The Guardian’s report in July unveiled how educational opportunity has been taken away from girls in Kenya. In Isiolo county, over 1,000 girls were pregnant prematurely, and in turn were customarily stripped of their access to education.
Kenya’s deep-rooted tradition normalizes a young bride being wedded even without her consent with a man much older, prompting numerous issues such as adolescent pregnancy, and restraint in sending girls to school.
According to American non-profit Brookings Institution, only 13 million people in Kenya had completed primary education. Furthermore, over 55% of those who had no education at all were women, which was deeply troubling.
Kenya is only a manifestation of the problem that exists on a much larger scale. Seeing it as an example, leaders and educators around the world agreed that the solution must lie in making the right to education a birth right of every child, and that idea must replace the long-established culture that tends to depreciate education.
Following that, Kenya set up more than 26 “Catchup” centers in Isiolo county to bring girls aged 10-19, who had never had an opportunity to go to school or were forced to drop out, into the education system. They would be given a chance to learn, enhance their literacy skill, and receive primary education. As of now, a total of 1,034 girls have joined the program in Isiolo, and over 4,000 in Garissa, Kilifi, Migori and Kisumu.
Developing fundamental skills among children and teenagers in Kenya is vital to bringing them back into the education system and entering the job market.

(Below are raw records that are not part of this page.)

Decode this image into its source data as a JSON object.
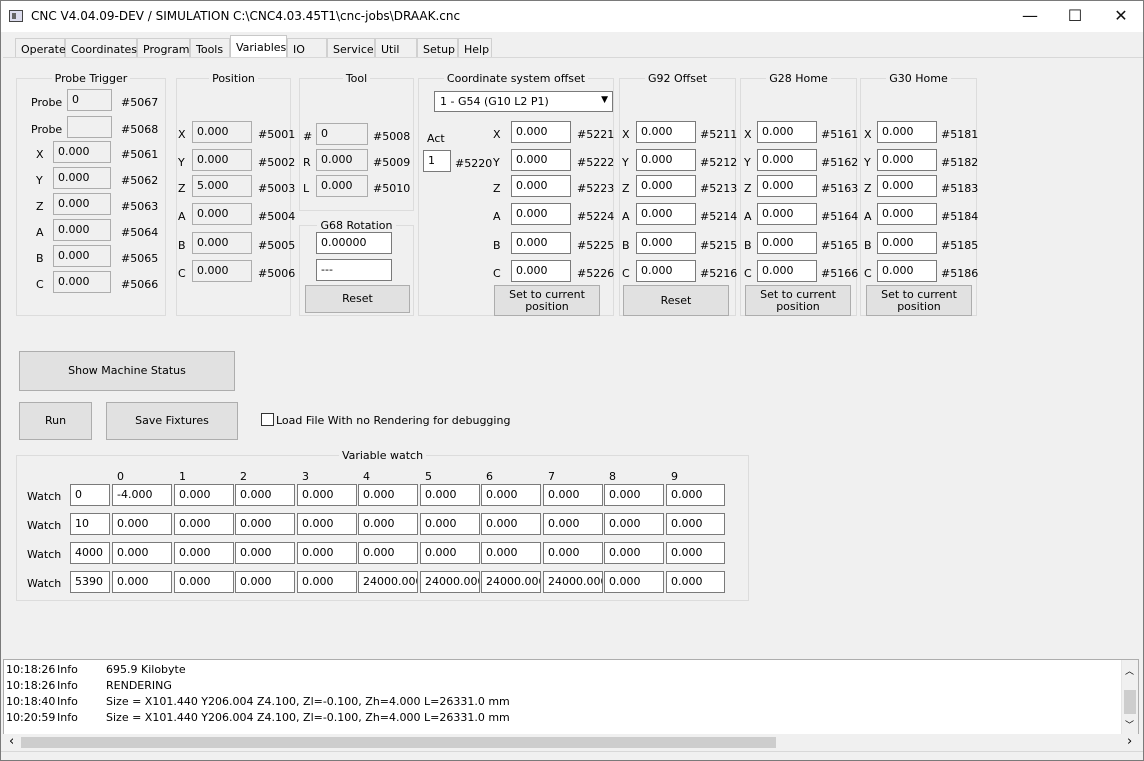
{
  "window": {
    "title": "CNC V4.04.09-DEV / SIMULATION",
    "path": "C:\\CNC4.03.45T1\\cnc-jobs\\DRAAK.cnc",
    "minimize": "—",
    "maximize": "☐",
    "close": "✕"
  },
  "tabs": [
    "Operate",
    "Coordinates",
    "Program",
    "Tools",
    "Variables",
    "IO",
    "Service",
    "Util",
    "Setup",
    "Help"
  ],
  "probe": {
    "title": "Probe Trigger",
    "rows": [
      {
        "label": "Probe",
        "value": "0",
        "var": "#5067"
      },
      {
        "label": "Probe",
        "value": "",
        "var": "#5068"
      },
      {
        "label": "X",
        "value": "0.000",
        "var": "#5061"
      },
      {
        "label": "Y",
        "value": "0.000",
        "var": "#5062"
      },
      {
        "label": "Z",
        "value": "0.000",
        "var": "#5063"
      },
      {
        "label": "A",
        "value": "0.000",
        "var": "#5064"
      },
      {
        "label": "B",
        "value": "0.000",
        "var": "#5065"
      },
      {
        "label": "C",
        "value": "0.000",
        "var": "#5066"
      }
    ]
  },
  "position": {
    "title": "Position",
    "rows": [
      {
        "label": "X",
        "value": "0.000",
        "var": "#5001"
      },
      {
        "label": "Y",
        "value": "0.000",
        "var": "#5002"
      },
      {
        "label": "Z",
        "value": "5.000",
        "var": "#5003"
      },
      {
        "label": "A",
        "value": "0.000",
        "var": "#5004"
      },
      {
        "label": "B",
        "value": "0.000",
        "var": "#5005"
      },
      {
        "label": "C",
        "value": "0.000",
        "var": "#5006"
      }
    ]
  },
  "tool": {
    "title": "Tool",
    "rows": [
      {
        "label": "#",
        "value": "0",
        "var": "#5008"
      },
      {
        "label": "R",
        "value": "0.000",
        "var": "#5009"
      },
      {
        "label": "L",
        "value": "0.000",
        "var": "#5010"
      }
    ]
  },
  "g68": {
    "title": "G68 Rotation",
    "angle": "0.00000",
    "mode": "---",
    "reset": "Reset"
  },
  "cso": {
    "title": "Coordinate system offset",
    "selected": "1 - G54   (G10 L2 P1)",
    "act_label": "Act",
    "act_value": "1",
    "act_var": "#5220",
    "rows": [
      {
        "label": "X",
        "value": "0.000",
        "var": "#5221"
      },
      {
        "label": "Y",
        "value": "0.000",
        "var": "#5222"
      },
      {
        "label": "Z",
        "value": "0.000",
        "var": "#5223"
      },
      {
        "label": "A",
        "value": "0.000",
        "var": "#5224"
      },
      {
        "label": "B",
        "value": "0.000",
        "var": "#5225"
      },
      {
        "label": "C",
        "value": "0.000",
        "var": "#5226"
      }
    ],
    "button": "Set to current position"
  },
  "g92": {
    "title": "G92 Offset",
    "rows": [
      {
        "label": "X",
        "value": "0.000",
        "var": "#5211"
      },
      {
        "label": "Y",
        "value": "0.000",
        "var": "#5212"
      },
      {
        "label": "Z",
        "value": "0.000",
        "var": "#5213"
      },
      {
        "label": "A",
        "value": "0.000",
        "var": "#5214"
      },
      {
        "label": "B",
        "value": "0.000",
        "var": "#5215"
      },
      {
        "label": "C",
        "value": "0.000",
        "var": "#5216"
      }
    ],
    "button": "Reset"
  },
  "g28": {
    "title": "G28 Home",
    "rows": [
      {
        "label": "X",
        "value": "0.000",
        "var": "#5161"
      },
      {
        "label": "Y",
        "value": "0.000",
        "var": "#5162"
      },
      {
        "label": "Z",
        "value": "0.000",
        "var": "#5163"
      },
      {
        "label": "A",
        "value": "0.000",
        "var": "#5164"
      },
      {
        "label": "B",
        "value": "0.000",
        "var": "#5165"
      },
      {
        "label": "C",
        "value": "0.000",
        "var": "#5166"
      }
    ],
    "button": "Set to current position"
  },
  "g30": {
    "title": "G30 Home",
    "rows": [
      {
        "label": "X",
        "value": "0.000",
        "var": "#5181"
      },
      {
        "label": "Y",
        "value": "0.000",
        "var": "#5182"
      },
      {
        "label": "Z",
        "value": "0.000",
        "var": "#5183"
      },
      {
        "label": "A",
        "value": "0.000",
        "var": "#5184"
      },
      {
        "label": "B",
        "value": "0.000",
        "var": "#5185"
      },
      {
        "label": "C",
        "value": "0.000",
        "var": "#5186"
      }
    ],
    "button": "Set to current position"
  },
  "actions": {
    "machine_status": "Show Machine Status",
    "run": "Run",
    "save_fixtures": "Save Fixtures",
    "load_no_render": "Load File With no Rendering for debugging"
  },
  "watch": {
    "title": "Variable watch",
    "columns": [
      "0",
      "1",
      "2",
      "3",
      "4",
      "5",
      "6",
      "7",
      "8",
      "9"
    ],
    "row_label": "Watch",
    "rows": [
      {
        "base": "0",
        "values": [
          "-4.000",
          "0.000",
          "0.000",
          "0.000",
          "0.000",
          "0.000",
          "0.000",
          "0.000",
          "0.000",
          "0.000"
        ]
      },
      {
        "base": "10",
        "values": [
          "0.000",
          "0.000",
          "0.000",
          "0.000",
          "0.000",
          "0.000",
          "0.000",
          "0.000",
          "0.000",
          "0.000"
        ]
      },
      {
        "base": "4000",
        "values": [
          "0.000",
          "0.000",
          "0.000",
          "0.000",
          "0.000",
          "0.000",
          "0.000",
          "0.000",
          "0.000",
          "0.000"
        ]
      },
      {
        "base": "5390",
        "values": [
          "0.000",
          "0.000",
          "0.000",
          "0.000",
          "24000.000",
          "24000.000",
          "24000.000",
          "24000.000",
          "0.000",
          "0.000"
        ]
      }
    ]
  },
  "log": [
    {
      "time": "10:18:26",
      "level": "Info",
      "msg": "695.9 Kilobyte"
    },
    {
      "time": "10:18:26",
      "level": "Info",
      "msg": "RENDERING"
    },
    {
      "time": "10:18:40",
      "level": "Info",
      "msg": "Size = X101.440 Y206.004 Z4.100, Zl=-0.100, Zh=4.000 L=26331.0 mm"
    },
    {
      "time": "10:20:59",
      "level": "Info",
      "msg": "Size = X101.440 Y206.004 Z4.100, Zl=-0.100, Zh=4.000 L=26331.0 mm"
    }
  ],
  "scroll": {
    "up": "︿",
    "down": "﹀",
    "left": "‹",
    "right": "›"
  }
}
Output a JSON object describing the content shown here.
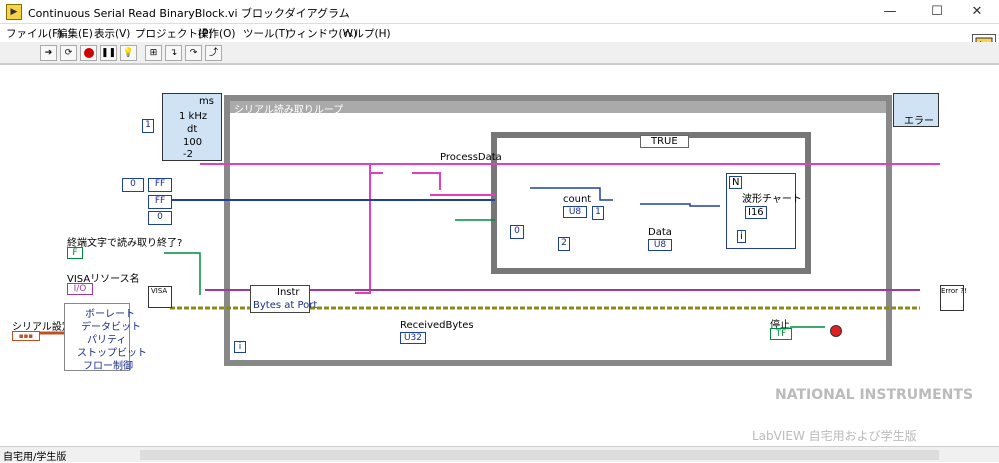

This program represents an ongoing fight against the old customs in the country, and the impact in the long run is waiting to be seen.